|Still, key differences remain. Although authorities charged four people in the killings, including one minor in each case,
police believe the 17-year-old who allegedly shot Zhou acted alone. Meanwhile, the 16-year-old arrested in the Almonte-
Moore killing acted alongside two adults, police said.
Details like that could drive the courts to very different judgments.
But one thing is nearly certain, experts said: Prosecutors will push to try the minors as adults.
"If you're a kid, and you committed a homicide, you're getting waived up" to adult court, said Laura Sutnick, a criminal
defense attorney in Hackensack. "There are some charges that are so serious that the juvenile justice system cannot
properly address punishment and rehabilitation."
Both juveniles are being held at a detention center in Newark, said Jason Statuto, the chief assistant prosecutor for the
Passaic County Prosecutor's Office.
The court must hold what's called a transfer hearing if prosecutors want to move the cases to criminal court. But Statuto
said in an email last week that the Prosecutor's Office has not yet decided if it will do so.
The office has 60 days to make the decision. If it chooses to waive the case up, so to speak, the penalties the young men
face become far more severe.
A minor convicted of murder or felony murder in a juvenile court faces a maximum sentence of 20 years or 10 years in
prison. Their records would also be sealed after they turn 18, Sutnick said.
In criminal court, the same charges carry a sentence of 30 years to life.
Three years ago, the state passed a law raising the hurdle prosecutors must leap to prove that a juvenile case should be
transferred to adult court.
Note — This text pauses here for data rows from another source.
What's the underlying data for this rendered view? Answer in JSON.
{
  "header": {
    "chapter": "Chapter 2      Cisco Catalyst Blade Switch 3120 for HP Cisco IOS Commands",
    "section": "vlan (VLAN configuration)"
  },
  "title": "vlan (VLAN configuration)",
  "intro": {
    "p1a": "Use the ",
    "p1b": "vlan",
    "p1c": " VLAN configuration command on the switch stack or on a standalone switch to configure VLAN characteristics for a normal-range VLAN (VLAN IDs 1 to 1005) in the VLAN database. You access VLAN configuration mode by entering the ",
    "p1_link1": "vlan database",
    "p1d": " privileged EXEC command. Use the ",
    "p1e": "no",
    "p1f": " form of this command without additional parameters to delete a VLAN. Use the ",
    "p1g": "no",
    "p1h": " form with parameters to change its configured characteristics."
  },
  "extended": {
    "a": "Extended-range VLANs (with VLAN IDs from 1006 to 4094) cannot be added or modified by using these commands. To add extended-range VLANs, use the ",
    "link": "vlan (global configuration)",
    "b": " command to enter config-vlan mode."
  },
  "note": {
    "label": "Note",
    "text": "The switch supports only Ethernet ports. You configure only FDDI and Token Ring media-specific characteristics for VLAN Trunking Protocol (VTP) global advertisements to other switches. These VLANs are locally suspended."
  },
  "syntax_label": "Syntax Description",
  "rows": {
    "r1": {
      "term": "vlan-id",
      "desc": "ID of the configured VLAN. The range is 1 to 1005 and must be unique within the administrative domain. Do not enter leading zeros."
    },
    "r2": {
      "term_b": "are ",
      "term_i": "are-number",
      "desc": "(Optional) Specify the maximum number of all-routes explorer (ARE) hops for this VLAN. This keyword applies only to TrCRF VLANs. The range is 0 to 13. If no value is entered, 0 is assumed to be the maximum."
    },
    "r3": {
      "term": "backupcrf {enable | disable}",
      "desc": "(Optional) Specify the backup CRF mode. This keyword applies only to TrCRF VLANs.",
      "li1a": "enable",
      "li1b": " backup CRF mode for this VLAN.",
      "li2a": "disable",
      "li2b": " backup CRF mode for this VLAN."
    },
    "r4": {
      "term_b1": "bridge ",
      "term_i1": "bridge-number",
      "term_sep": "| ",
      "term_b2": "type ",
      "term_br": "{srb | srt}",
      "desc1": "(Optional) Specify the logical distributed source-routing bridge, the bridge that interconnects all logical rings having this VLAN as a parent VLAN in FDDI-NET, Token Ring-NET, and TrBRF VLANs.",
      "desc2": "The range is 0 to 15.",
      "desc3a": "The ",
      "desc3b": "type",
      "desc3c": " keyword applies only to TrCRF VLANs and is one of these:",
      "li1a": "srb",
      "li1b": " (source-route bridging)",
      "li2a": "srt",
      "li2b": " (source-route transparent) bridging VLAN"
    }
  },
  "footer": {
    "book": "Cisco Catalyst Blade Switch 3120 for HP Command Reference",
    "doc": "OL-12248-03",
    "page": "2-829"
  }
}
It narrowed the list of eligible offenses, required prosecutors to convincingly prove that the case
should be moved and raised the minimum age at which a youth can be tried as an adult to 15, from 14.
Advocates heralded the changes as a small but important step toward reforming what they believe is the criminal justice
system's harsh handling of its youngest offenders.
But the gravity of the charges — first-degree murder for the 16-year-old and felony murder for the 17-year-old — means
there is little chance of a family court judge hearing them, Sutnick said.
"It's 100 percent," Sutnick said. "They're going to get transferred. And in addition to the punishment being so much more
significant in criminal court, the fact that you have a criminal record is even more significant."
An estimated 250,000 minors are tried, sentenced and imprisoned as adults every year across the nation, according to the
Campaign for Youth Justice.
The killings, as described by police, were particularly senseless.
Zhou, 29, lived in Paterson and co-owned Ming's Kitchen with his wife, Xiamei Liu. The couple were making the last
delivery of the night at about 1 a.m. when the still-unnamed 17-year-old allegedly fired into the car after a failed robbery
A bullet struck Zhou, who crashed into several other cars on East 34th Street, police said. A neighbor said police and
paramedics pulled Zhou from the car and tried to give him oxygen. But he died minutes later at St. Joseph's University
The Clifton killing was extraordinarily similar. Police say three teenagers shot and killed Almonte-Moore, a delivery driver
for Jumbo Pizza in Wallington, with a .40-caliber pistol after another failed robbery.